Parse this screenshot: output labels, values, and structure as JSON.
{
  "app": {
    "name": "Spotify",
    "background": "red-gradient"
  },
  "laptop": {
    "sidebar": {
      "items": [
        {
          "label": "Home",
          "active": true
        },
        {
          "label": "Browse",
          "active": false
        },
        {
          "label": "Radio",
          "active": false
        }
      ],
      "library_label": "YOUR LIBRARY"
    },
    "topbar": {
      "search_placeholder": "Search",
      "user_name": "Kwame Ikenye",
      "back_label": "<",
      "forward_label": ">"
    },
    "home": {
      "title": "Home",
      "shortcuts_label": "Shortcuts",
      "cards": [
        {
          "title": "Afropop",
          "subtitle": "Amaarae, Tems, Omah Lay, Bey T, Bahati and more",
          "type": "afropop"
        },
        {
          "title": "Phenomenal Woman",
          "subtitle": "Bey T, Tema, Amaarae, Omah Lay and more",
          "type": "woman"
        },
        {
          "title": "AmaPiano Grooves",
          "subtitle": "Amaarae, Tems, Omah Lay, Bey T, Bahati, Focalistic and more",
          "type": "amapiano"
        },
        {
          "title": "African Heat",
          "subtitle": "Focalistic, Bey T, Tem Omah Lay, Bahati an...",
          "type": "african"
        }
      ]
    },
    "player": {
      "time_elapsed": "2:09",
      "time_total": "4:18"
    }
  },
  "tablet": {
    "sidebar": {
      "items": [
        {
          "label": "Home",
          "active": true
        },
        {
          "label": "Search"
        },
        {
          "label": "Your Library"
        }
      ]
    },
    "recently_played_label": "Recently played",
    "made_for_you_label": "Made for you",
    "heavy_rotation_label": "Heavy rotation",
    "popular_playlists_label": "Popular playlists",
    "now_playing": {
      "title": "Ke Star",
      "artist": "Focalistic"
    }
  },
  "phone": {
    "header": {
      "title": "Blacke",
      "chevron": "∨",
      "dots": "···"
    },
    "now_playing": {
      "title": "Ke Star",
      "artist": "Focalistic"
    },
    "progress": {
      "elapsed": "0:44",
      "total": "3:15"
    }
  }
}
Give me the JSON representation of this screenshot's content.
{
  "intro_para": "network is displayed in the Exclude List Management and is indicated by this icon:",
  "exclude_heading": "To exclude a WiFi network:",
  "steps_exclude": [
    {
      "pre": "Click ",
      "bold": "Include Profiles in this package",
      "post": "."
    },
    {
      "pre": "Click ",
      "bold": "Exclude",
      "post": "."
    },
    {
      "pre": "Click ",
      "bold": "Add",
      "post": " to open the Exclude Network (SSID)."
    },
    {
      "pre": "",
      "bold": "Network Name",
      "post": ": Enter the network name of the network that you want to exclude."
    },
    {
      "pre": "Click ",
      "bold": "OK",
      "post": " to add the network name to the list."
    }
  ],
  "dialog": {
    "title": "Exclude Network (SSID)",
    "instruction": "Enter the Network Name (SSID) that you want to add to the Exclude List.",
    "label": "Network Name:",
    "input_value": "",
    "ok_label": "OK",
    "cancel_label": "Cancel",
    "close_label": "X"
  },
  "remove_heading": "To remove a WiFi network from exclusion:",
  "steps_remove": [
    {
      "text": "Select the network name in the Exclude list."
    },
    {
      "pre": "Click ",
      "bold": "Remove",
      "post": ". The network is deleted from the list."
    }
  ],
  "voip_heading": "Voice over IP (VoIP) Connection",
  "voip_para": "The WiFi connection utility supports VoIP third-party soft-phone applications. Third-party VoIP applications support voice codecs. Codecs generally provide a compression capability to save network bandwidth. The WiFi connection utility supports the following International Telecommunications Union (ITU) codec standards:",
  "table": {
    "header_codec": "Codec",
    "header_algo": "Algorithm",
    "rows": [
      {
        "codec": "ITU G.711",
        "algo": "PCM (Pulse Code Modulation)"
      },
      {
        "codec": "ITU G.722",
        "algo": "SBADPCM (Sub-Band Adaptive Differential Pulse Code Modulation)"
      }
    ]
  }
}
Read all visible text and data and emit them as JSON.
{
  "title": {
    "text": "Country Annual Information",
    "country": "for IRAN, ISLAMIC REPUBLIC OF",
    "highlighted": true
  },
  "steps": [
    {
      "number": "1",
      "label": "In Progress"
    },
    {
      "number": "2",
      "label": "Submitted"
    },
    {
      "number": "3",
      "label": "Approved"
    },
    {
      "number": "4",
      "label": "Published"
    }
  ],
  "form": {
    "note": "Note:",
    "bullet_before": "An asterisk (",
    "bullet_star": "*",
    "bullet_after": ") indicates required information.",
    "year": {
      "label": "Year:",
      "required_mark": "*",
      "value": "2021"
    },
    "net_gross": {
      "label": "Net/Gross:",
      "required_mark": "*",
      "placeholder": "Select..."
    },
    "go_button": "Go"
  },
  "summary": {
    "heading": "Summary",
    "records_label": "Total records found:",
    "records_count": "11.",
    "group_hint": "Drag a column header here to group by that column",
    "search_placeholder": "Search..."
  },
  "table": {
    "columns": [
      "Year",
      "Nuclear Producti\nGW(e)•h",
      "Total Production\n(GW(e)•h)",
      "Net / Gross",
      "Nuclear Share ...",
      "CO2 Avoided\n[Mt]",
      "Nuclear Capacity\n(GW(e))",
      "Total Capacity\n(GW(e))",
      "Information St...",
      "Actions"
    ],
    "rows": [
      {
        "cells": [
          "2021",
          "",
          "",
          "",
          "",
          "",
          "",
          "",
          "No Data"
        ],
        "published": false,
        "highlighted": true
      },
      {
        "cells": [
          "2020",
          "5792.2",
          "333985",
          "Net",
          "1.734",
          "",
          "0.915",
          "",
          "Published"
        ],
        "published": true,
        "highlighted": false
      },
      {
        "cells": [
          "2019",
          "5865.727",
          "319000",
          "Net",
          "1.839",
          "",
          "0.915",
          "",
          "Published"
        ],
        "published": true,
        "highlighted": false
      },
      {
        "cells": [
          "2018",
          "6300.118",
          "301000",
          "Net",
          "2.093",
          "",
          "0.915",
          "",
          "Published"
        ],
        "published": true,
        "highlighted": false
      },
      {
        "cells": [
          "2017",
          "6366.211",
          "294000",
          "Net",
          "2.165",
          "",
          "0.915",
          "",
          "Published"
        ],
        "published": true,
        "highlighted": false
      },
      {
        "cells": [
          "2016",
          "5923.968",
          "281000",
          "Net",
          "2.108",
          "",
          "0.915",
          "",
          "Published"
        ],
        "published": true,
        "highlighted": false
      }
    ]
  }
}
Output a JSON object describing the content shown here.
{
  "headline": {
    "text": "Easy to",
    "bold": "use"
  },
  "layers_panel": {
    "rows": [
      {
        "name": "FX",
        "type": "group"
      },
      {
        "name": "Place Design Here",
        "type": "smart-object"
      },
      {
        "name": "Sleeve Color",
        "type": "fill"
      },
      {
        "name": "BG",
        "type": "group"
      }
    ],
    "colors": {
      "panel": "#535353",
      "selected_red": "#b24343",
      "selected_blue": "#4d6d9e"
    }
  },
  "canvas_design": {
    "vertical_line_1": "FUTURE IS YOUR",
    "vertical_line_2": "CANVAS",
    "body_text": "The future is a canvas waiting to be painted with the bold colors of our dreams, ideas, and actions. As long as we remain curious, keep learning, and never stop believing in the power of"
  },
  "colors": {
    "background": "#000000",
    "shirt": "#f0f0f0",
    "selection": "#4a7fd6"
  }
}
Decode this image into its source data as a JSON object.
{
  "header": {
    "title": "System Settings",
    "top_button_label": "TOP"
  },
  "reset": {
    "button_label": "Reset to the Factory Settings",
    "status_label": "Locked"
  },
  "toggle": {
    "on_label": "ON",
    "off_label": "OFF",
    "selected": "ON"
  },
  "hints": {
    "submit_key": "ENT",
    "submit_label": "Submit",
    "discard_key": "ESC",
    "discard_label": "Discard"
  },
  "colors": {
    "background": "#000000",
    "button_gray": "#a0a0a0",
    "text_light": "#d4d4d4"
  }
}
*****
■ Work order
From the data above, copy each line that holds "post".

■ Task output
      "post": "."
      "post": "."
      "post": " to open the Exclude Network (SSID)."
      "post": ": Enter the network name of the network that you want to exclude."
      "post": " to add the network name to the list."
      "post": ". The network is deleted from the list."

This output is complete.